Dataset rows for apps and sites:
********
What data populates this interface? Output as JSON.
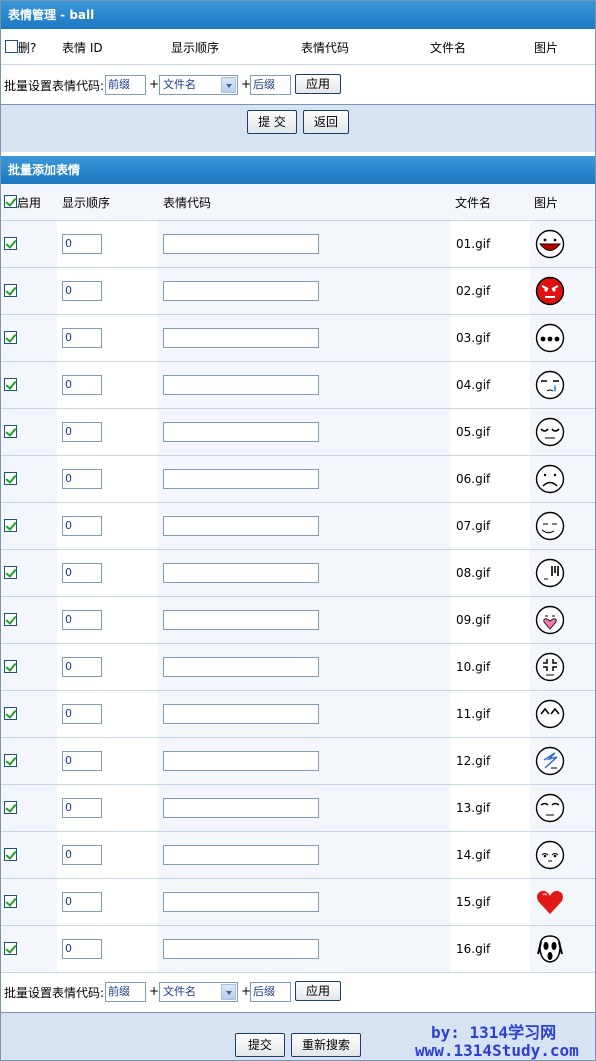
{
  "manage": {
    "title": "表情管理 - ball",
    "headers": {
      "del": "删?",
      "id": "表情 ID",
      "order": "显示顺序",
      "code": "表情代码",
      "file": "文件名",
      "image": "图片"
    },
    "batch_label": "批量设置表情代码:",
    "prefix": "前缀",
    "select_value": "文件名",
    "suffix": "后缀",
    "apply": "应用",
    "submit": "提 交",
    "back": "返回"
  },
  "add": {
    "title": "批量添加表情",
    "headers": {
      "enable": "启用",
      "order": "显示顺序",
      "code": "表情代码",
      "file": "文件名",
      "image": "图片"
    },
    "rows": [
      {
        "enabled": true,
        "order": "0",
        "code": "",
        "file": "01.gif",
        "icon": "big-mouth-smiley-icon"
      },
      {
        "enabled": true,
        "order": "0",
        "code": "",
        "file": "02.gif",
        "icon": "angry-red-face-icon"
      },
      {
        "enabled": true,
        "order": "0",
        "code": "",
        "file": "03.gif",
        "icon": "ellipsis-face-icon"
      },
      {
        "enabled": true,
        "order": "0",
        "code": "",
        "file": "04.gif",
        "icon": "crying-face-icon"
      },
      {
        "enabled": true,
        "order": "0",
        "code": "",
        "file": "05.gif",
        "icon": "cool-face-icon"
      },
      {
        "enabled": true,
        "order": "0",
        "code": "",
        "file": "06.gif",
        "icon": "sad-face-icon"
      },
      {
        "enabled": true,
        "order": "0",
        "code": "",
        "file": "07.gif",
        "icon": "sleepy-face-icon"
      },
      {
        "enabled": true,
        "order": "0",
        "code": "",
        "file": "08.gif",
        "icon": "sweat-face-icon"
      },
      {
        "enabled": true,
        "order": "0",
        "code": "",
        "file": "09.gif",
        "icon": "heart-face-icon"
      },
      {
        "enabled": true,
        "order": "0",
        "code": "",
        "file": "10.gif",
        "icon": "anger-mark-face-icon"
      },
      {
        "enabled": true,
        "order": "0",
        "code": "",
        "file": "11.gif",
        "icon": "happy-eyes-face-icon"
      },
      {
        "enabled": true,
        "order": "0",
        "code": "",
        "file": "12.gif",
        "icon": "lightning-face-icon"
      },
      {
        "enabled": true,
        "order": "0",
        "code": "",
        "file": "13.gif",
        "icon": "smug-face-icon"
      },
      {
        "enabled": true,
        "order": "0",
        "code": "",
        "file": "14.gif",
        "icon": "worried-face-icon"
      },
      {
        "enabled": true,
        "order": "0",
        "code": "",
        "file": "15.gif",
        "icon": "red-heart-icon"
      },
      {
        "enabled": true,
        "order": "0",
        "code": "",
        "file": "16.gif",
        "icon": "scream-mask-icon"
      }
    ],
    "batch_label": "批量设置表情代码:",
    "prefix": "前缀",
    "select_value": "文件名",
    "suffix": "后缀",
    "apply": "应用",
    "submit": "提交",
    "research": "重新搜索"
  },
  "watermark": {
    "line1": "by: 1314学习网",
    "line2": "www.1314Study.com"
  },
  "colors": {
    "header_bar": "#1b78c2",
    "check": "#21a121",
    "footer": "#d7e3f1",
    "watermark": "#2c3fd8"
  }
}
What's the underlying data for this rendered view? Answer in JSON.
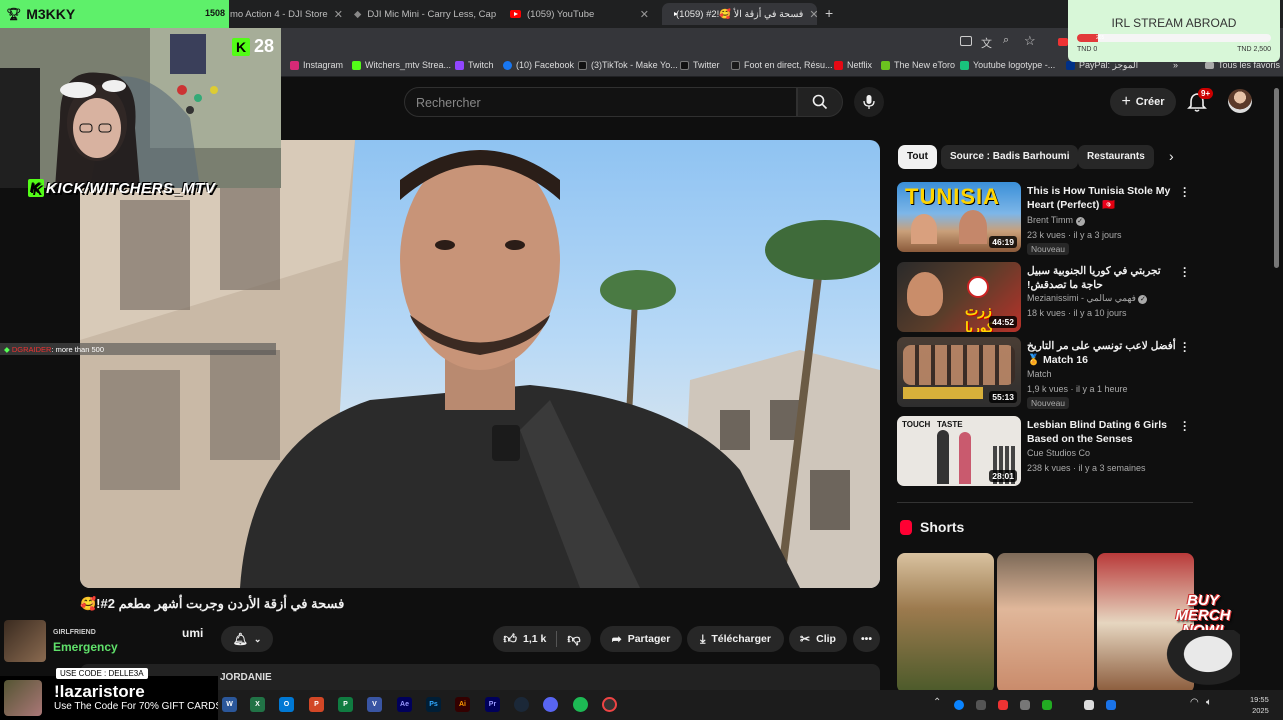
{
  "browser": {
    "tabs": [
      {
        "label": "mo Action 4 - DJI Store",
        "active": false
      },
      {
        "label": "DJI Mic Mini - Carry Less, Capt",
        "active": false
      },
      {
        "label": "(1059) YouTube",
        "active": false
      },
      {
        "label": "(1059) ‪#2!🥰 فسحة في أزقة الأ",
        "active": true
      }
    ],
    "new_tab": "+",
    "bookmarks": [
      {
        "label": "Instagram",
        "color": "#d62976"
      },
      {
        "label": "Witchers_mtv Strea...",
        "color": "#53fc18"
      },
      {
        "label": "Twitch",
        "color": "#9146ff"
      },
      {
        "label": "(10) Facebook",
        "color": "#1877f2"
      },
      {
        "label": "(3)TikTok - Make Yo...",
        "color": "#111111"
      },
      {
        "label": "Twitter",
        "color": "#111111"
      },
      {
        "label": "Foot en direct, Résu...",
        "color": "#1a1a1a"
      },
      {
        "label": "Netflix",
        "color": "#e50914"
      },
      {
        "label": "The New eToro",
        "color": "#6bc31f"
      },
      {
        "label": "Youtube logotype -...",
        "color": "#19c37d"
      },
      {
        "label": "PayPal: الموجز",
        "color": "#003087"
      }
    ],
    "all_bookmarks": "Tous les favoris"
  },
  "youtube": {
    "search_placeholder": "Rechercher",
    "create_label": "Créer",
    "notif_count": "9+",
    "video_title": "فسحة في أزقة الأردن وجربت أشهر مطعم 2#!🥰",
    "channel_name": "umi",
    "actions": {
      "likes": "1,1 k",
      "share": "Partager",
      "download": "Télécharger",
      "clip": "Clip"
    },
    "description_snippet": "JORDANIE",
    "chips": [
      {
        "label": "Tout",
        "selected": true
      },
      {
        "label": "Source : Badis Barhoumi",
        "selected": false
      },
      {
        "label": "Restaurants",
        "selected": false
      }
    ],
    "recommendations": [
      {
        "title": "This is How Tunisia Stole My Heart (Perfect) 🇹🇳",
        "channel": "Brent Timm",
        "verified": true,
        "meta": "23 k vues · il y a 3 jours",
        "badge": "Nouveau",
        "duration": "46:19",
        "thumb_text": "TUNISIA"
      },
      {
        "title": "تجربتي في كوريا الجنوبية سبيل حاجة ما تصدقش!",
        "channel": "Mezianissimi - فهمي سالمي",
        "verified": true,
        "meta": "18 k vues · il y a 10 jours",
        "badge": "",
        "duration": "44:52",
        "thumb_text": "زرت كوريا"
      },
      {
        "title": "أفضل لاعب تونسي على مر التاريخ 🏅 Match 16",
        "channel": "Match",
        "verified": false,
        "meta": "1,9 k vues · il y a 1 heure",
        "badge": "Nouveau",
        "duration": "55:13",
        "thumb_text": ""
      },
      {
        "title": "Lesbian Blind Dating 6 Girls Based on the Senses",
        "channel": "Cue Studios Co",
        "verified": false,
        "meta": "238 k vues · il y a 3 semaines",
        "badge": "",
        "duration": "28:01",
        "thumb_text": "TOUCH   TASTE"
      }
    ],
    "shorts_label": "Shorts"
  },
  "overlay": {
    "streamer": "M3KKY",
    "streamer_points": "1508",
    "kick_viewers": "28",
    "kick_handle": "KICK/WITCHERS_MTV",
    "chat_user": "DGRAIDER",
    "chat_message": ": more than 500",
    "goal_title": "IRL STREAM ABROAD",
    "goal_min": "TND 0",
    "goal_max": "TND 2,500",
    "goal_current": "265",
    "goal_fraction": 0.106,
    "gf_label": "GIRLFRIEND",
    "gf_song": "Emergency",
    "promo_code": "USE CODE : DELLE3A",
    "promo_store": "!lazaristore",
    "promo_sub": "Use The Code For 70% GIFT CARDS",
    "merch": "BUY MERCH NOW!"
  },
  "taskbar": {
    "apps": [
      "W",
      "X",
      "O",
      "P",
      "P",
      "V",
      "Ae",
      "Ps",
      "Ai",
      "Pr"
    ],
    "time": "19:55",
    "date": "2025"
  }
}
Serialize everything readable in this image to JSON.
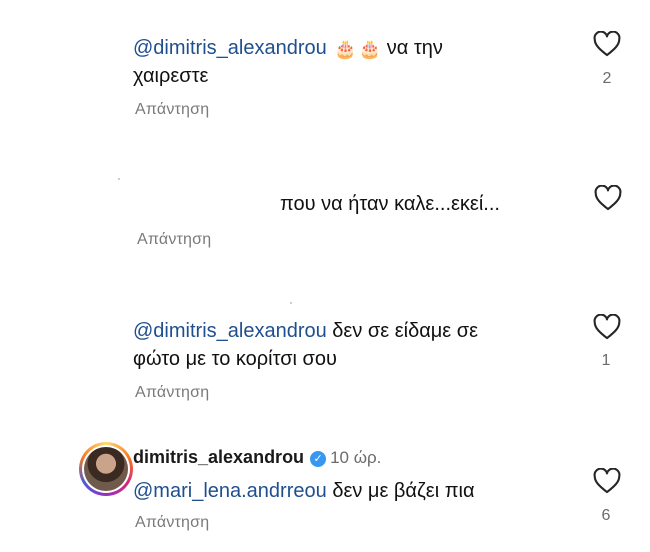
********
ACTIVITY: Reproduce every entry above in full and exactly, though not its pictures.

RESPONSE:
What data populates this interface? Output as JSON.
{
  "manage": {
    "title": "表情管理 - ball",
    "headers": {
      "del": "删?",
      "id": "表情 ID",
      "order": "显示顺序",
      "code": "表情代码",
      "file": "文件名",
      "image": "图片"
    },
    "batch_label": "批量设置表情代码:",
    "prefix": "前缀",
    "select_value": "文件名",
    "suffix": "后缀",
    "apply": "应用",
    "submit": "提 交",
    "back": "返回"
  },
  "add": {
    "title": "批量添加表情",
    "headers": {
      "enable": "启用",
      "order": "显示顺序",
      "code": "表情代码",
      "file": "文件名",
      "image": "图片"
    },
    "rows": [
      {
        "enabled": true,
        "order": "0",
        "code": "",
        "file": "01.gif",
        "icon": "big-mouth-smiley-icon"
      },
      {
        "enabled": true,
        "order": "0",
        "code": "",
        "file": "02.gif",
        "icon": "angry-red-face-icon"
      },
      {
        "enabled": true,
        "order": "0",
        "code": "",
        "file": "03.gif",
        "icon": "ellipsis-face-icon"
      },
      {
        "enabled": true,
        "order": "0",
        "code": "",
        "file": "04.gif",
        "icon": "crying-face-icon"
      },
      {
        "enabled": true,
        "order": "0",
        "code": "",
        "file": "05.gif",
        "icon": "cool-face-icon"
      },
      {
        "enabled": true,
        "order": "0",
        "code": "",
        "file": "06.gif",
        "icon": "sad-face-icon"
      },
      {
        "enabled": true,
        "order": "0",
        "code": "",
        "file": "07.gif",
        "icon": "sleepy-face-icon"
      },
      {
        "enabled": true,
        "order": "0",
        "code": "",
        "file": "08.gif",
        "icon": "sweat-face-icon"
      },
      {
        "enabled": true,
        "order": "0",
        "code": "",
        "file": "09.gif",
        "icon": "heart-face-icon"
      },
      {
        "enabled": true,
        "order": "0",
        "code": "",
        "file": "10.gif",
        "icon": "anger-mark-face-icon"
      },
      {
        "enabled": true,
        "order": "0",
        "code": "",
        "file": "11.gif",
        "icon": "happy-eyes-face-icon"
      },
      {
        "enabled": true,
        "order": "0",
        "code": "",
        "file": "12.gif",
        "icon": "lightning-face-icon"
      },
      {
        "enabled": true,
        "order": "0",
        "code": "",
        "file": "13.gif",
        "icon": "smug-face-icon"
      },
      {
        "enabled": true,
        "order": "0",
        "code": "",
        "file": "14.gif",
        "icon": "worried-face-icon"
      },
      {
        "enabled": true,
        "order": "0",
        "code": "",
        "file": "15.gif",
        "icon": "red-heart-icon"
      },
      {
        "enabled": true,
        "order": "0",
        "code": "",
        "file": "16.gif",
        "icon": "scream-mask-icon"
      }
    ],
    "batch_label": "批量设置表情代码:",
    "prefix": "前缀",
    "select_value": "文件名",
    "suffix": "后缀",
    "apply": "应用",
    "submit": "提交",
    "research": "重新搜索"
  },
  "watermark": {
    "line1": "by: 1314学习网",
    "line2": "www.1314Study.com"
  },
  "colors": {
    "header_bar": "#1b78c2",
    "check": "#21a121",
    "footer": "#d7e3f1",
    "watermark": "#2c3fd8"
  }
}
What's the underlying data for this rendered view? Answer in JSON.
{
  "browser": {
    "tabs": [
      {
        "label": "mo Action 4 - DJI Store",
        "active": false
      },
      {
        "label": "DJI Mic Mini - Carry Less, Capt",
        "active": false
      },
      {
        "label": "(1059) YouTube",
        "active": false
      },
      {
        "label": "(1059) ‪#2!🥰 فسحة في أزقة الأ",
        "active": true
      }
    ],
    "new_tab": "+",
    "bookmarks": [
      {
        "label": "Instagram",
        "color": "#d62976"
      },
      {
        "label": "Witchers_mtv Strea...",
        "color": "#53fc18"
      },
      {
        "label": "Twitch",
        "color": "#9146ff"
      },
      {
        "label": "(10) Facebook",
        "color": "#1877f2"
      },
      {
        "label": "(3)TikTok - Make Yo...",
        "color": "#111111"
      },
      {
        "label": "Twitter",
        "color": "#111111"
      },
      {
        "label": "Foot en direct, Résu...",
        "color": "#1a1a1a"
      },
      {
        "label": "Netflix",
        "color": "#e50914"
      },
      {
        "label": "The New eToro",
        "color": "#6bc31f"
      },
      {
        "label": "Youtube logotype -...",
        "color": "#19c37d"
      },
      {
        "label": "PayPal: الموجز",
        "color": "#003087"
      }
    ],
    "all_bookmarks": "Tous les favoris"
  },
  "youtube": {
    "search_placeholder": "Rechercher",
    "create_label": "Créer",
    "notif_count": "9+",
    "video_title": "فسحة في أزقة الأردن وجربت أشهر مطعم 2#!🥰",
    "channel_name": "umi",
    "actions": {
      "likes": "1,1 k",
      "share": "Partager",
      "download": "Télécharger",
      "clip": "Clip"
    },
    "description_snippet": "JORDANIE",
    "chips": [
      {
        "label": "Tout",
        "selected": true
      },
      {
        "label": "Source : Badis Barhoumi",
        "selected": false
      },
      {
        "label": "Restaurants",
        "selected": false
      }
    ],
    "recommendations": [
      {
        "title": "This is How Tunisia Stole My Heart (Perfect) 🇹🇳",
        "channel": "Brent Timm",
        "verified": true,
        "meta": "23 k vues · il y a 3 jours",
        "badge": "Nouveau",
        "duration": "46:19",
        "thumb_text": "TUNISIA"
      },
      {
        "title": "تجربتي في كوريا الجنوبية سبيل حاجة ما تصدقش!",
        "channel": "Mezianissimi - فهمي سالمي",
        "verified": true,
        "meta": "18 k vues · il y a 10 jours",
        "badge": "",
        "duration": "44:52",
        "thumb_text": "زرت كوريا"
      },
      {
        "title": "أفضل لاعب تونسي على مر التاريخ 🏅 Match 16",
        "channel": "Match",
        "verified": false,
        "meta": "1,9 k vues · il y a 1 heure",
        "badge": "Nouveau",
        "duration": "55:13",
        "thumb_text": ""
      },
      {
        "title": "Lesbian Blind Dating 6 Girls Based on the Senses",
        "channel": "Cue Studios Co",
        "verified": false,
        "meta": "238 k vues · il y a 3 semaines",
        "badge": "",
        "duration": "28:01",
        "thumb_text": "TOUCH   TASTE"
      }
    ],
    "shorts_label": "Shorts"
  },
  "overlay": {
    "streamer": "M3KKY",
    "streamer_points": "1508",
    "kick_viewers": "28",
    "kick_handle": "KICK/WITCHERS_MTV",
    "chat_user": "DGRAIDER",
    "chat_message": ": more than 500",
    "goal_title": "IRL STREAM ABROAD",
    "goal_min": "TND 0",
    "goal_max": "TND 2,500",
    "goal_current": "265",
    "goal_fraction": 0.106,
    "gf_label": "GIRLFRIEND",
    "gf_song": "Emergency",
    "promo_code": "USE CODE : DELLE3A",
    "promo_store": "!lazaristore",
    "promo_sub": "Use The Code For 70% GIFT CARDS",
    "merch": "BUY MERCH NOW!"
  },
  "taskbar": {
    "apps": [
      "W",
      "X",
      "O",
      "P",
      "P",
      "V",
      "Ae",
      "Ps",
      "Ai",
      "Pr"
    ],
    "time": "19:55",
    "date": "2025"
  }
}
Serialize everything readable in this image to JSON.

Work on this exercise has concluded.